• [EXERCISE OBJECTIVE] Your reply should be one number: how many lines of the material contain the word "Desktop".

• [RECORDS FOR THE EXERCISE]
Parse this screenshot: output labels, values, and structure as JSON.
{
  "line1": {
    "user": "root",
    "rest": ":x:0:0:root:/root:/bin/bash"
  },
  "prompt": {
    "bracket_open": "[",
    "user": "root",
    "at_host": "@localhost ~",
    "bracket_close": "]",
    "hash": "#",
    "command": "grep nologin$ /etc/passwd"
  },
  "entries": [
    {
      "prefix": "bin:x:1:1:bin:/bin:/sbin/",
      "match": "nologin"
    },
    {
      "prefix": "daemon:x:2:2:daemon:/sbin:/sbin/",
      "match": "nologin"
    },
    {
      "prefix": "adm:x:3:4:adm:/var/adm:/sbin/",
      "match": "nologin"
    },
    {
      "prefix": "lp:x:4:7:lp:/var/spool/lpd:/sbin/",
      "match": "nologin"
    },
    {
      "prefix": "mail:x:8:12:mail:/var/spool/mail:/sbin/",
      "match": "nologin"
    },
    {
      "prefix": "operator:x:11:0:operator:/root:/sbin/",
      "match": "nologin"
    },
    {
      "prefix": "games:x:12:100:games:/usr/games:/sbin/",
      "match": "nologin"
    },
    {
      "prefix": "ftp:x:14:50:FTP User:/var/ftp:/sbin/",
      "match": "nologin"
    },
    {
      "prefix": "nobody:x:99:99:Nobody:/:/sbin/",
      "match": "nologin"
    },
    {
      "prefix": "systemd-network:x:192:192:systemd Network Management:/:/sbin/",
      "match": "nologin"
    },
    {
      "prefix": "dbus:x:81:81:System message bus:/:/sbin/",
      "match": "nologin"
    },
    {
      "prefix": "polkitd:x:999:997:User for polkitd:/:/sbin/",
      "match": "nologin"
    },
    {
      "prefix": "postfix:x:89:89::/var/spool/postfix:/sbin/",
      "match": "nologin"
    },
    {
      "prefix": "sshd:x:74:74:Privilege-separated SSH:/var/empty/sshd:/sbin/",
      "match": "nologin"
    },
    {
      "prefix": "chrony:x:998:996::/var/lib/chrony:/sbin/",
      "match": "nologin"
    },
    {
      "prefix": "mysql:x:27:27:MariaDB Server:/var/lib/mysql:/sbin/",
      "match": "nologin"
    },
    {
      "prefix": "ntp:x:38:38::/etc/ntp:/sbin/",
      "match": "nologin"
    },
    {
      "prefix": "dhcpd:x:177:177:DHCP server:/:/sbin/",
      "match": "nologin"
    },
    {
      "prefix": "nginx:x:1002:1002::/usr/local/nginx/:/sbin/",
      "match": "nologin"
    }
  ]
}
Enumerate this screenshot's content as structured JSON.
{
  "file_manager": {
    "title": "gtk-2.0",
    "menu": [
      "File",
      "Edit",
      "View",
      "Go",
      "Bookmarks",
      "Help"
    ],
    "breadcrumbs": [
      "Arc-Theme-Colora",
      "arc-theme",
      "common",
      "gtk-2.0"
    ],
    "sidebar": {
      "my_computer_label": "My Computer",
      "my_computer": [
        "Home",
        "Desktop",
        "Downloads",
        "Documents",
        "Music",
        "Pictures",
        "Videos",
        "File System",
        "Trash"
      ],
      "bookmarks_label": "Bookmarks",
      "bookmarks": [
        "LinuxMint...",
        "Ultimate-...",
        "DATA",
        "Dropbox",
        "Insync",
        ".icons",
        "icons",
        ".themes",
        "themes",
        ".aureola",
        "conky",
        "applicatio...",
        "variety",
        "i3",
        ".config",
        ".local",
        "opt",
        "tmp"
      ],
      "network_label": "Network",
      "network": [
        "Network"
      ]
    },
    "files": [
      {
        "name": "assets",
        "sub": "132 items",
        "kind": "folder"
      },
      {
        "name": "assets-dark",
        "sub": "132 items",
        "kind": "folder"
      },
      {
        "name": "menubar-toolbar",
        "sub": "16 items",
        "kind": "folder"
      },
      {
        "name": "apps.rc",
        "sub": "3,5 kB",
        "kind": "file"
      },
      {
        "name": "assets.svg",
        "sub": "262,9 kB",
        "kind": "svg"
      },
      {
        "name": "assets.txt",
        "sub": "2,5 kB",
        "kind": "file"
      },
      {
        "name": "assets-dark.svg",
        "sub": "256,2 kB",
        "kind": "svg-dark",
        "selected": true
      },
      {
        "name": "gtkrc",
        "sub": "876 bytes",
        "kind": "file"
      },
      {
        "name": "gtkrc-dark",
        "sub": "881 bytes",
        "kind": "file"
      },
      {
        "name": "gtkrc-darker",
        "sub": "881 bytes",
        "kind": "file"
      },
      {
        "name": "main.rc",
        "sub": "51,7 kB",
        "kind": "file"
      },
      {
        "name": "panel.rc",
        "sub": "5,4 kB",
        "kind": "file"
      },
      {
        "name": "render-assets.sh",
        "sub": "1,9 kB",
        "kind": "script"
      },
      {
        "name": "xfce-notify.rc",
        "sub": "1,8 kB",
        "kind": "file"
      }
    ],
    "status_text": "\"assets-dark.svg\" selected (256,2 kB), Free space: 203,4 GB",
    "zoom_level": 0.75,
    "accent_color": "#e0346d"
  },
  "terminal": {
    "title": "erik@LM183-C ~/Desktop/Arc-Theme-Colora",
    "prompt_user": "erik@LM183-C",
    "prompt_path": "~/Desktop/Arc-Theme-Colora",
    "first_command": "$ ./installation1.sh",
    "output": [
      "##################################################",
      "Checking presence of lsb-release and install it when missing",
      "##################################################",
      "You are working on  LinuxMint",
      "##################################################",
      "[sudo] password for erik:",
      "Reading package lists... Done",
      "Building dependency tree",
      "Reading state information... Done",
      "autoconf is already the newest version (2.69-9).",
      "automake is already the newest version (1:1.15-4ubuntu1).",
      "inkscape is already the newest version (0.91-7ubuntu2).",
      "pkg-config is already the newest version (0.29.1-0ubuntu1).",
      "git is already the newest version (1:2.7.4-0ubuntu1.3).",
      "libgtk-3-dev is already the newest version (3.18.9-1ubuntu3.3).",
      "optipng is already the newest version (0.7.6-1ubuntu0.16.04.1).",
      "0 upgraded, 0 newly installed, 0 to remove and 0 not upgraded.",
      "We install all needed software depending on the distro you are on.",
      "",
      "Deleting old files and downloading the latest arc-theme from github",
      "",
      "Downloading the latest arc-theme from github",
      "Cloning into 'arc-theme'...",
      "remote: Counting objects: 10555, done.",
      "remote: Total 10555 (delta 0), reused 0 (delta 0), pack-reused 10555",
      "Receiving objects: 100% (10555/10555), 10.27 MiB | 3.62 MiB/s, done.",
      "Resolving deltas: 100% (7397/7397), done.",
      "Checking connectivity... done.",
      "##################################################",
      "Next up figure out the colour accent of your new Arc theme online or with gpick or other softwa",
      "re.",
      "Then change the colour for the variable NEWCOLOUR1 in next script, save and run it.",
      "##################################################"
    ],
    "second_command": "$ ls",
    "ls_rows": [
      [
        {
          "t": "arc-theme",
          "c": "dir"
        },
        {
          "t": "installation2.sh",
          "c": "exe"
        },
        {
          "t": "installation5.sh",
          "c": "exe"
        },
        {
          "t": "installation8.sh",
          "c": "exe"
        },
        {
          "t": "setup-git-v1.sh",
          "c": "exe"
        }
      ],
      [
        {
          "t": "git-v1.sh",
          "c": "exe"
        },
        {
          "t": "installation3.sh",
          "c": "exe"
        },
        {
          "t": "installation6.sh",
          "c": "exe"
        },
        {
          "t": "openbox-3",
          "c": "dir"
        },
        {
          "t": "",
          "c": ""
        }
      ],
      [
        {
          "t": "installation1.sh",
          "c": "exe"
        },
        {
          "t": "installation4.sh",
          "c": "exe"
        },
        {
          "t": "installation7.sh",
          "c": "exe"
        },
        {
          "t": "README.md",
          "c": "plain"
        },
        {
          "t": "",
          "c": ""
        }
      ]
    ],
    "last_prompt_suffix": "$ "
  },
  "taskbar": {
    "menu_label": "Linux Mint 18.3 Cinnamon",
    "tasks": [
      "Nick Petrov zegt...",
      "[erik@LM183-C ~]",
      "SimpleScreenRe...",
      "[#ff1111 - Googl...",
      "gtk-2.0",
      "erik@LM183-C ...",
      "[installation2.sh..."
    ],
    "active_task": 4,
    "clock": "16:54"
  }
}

• [THE ANSWER] 3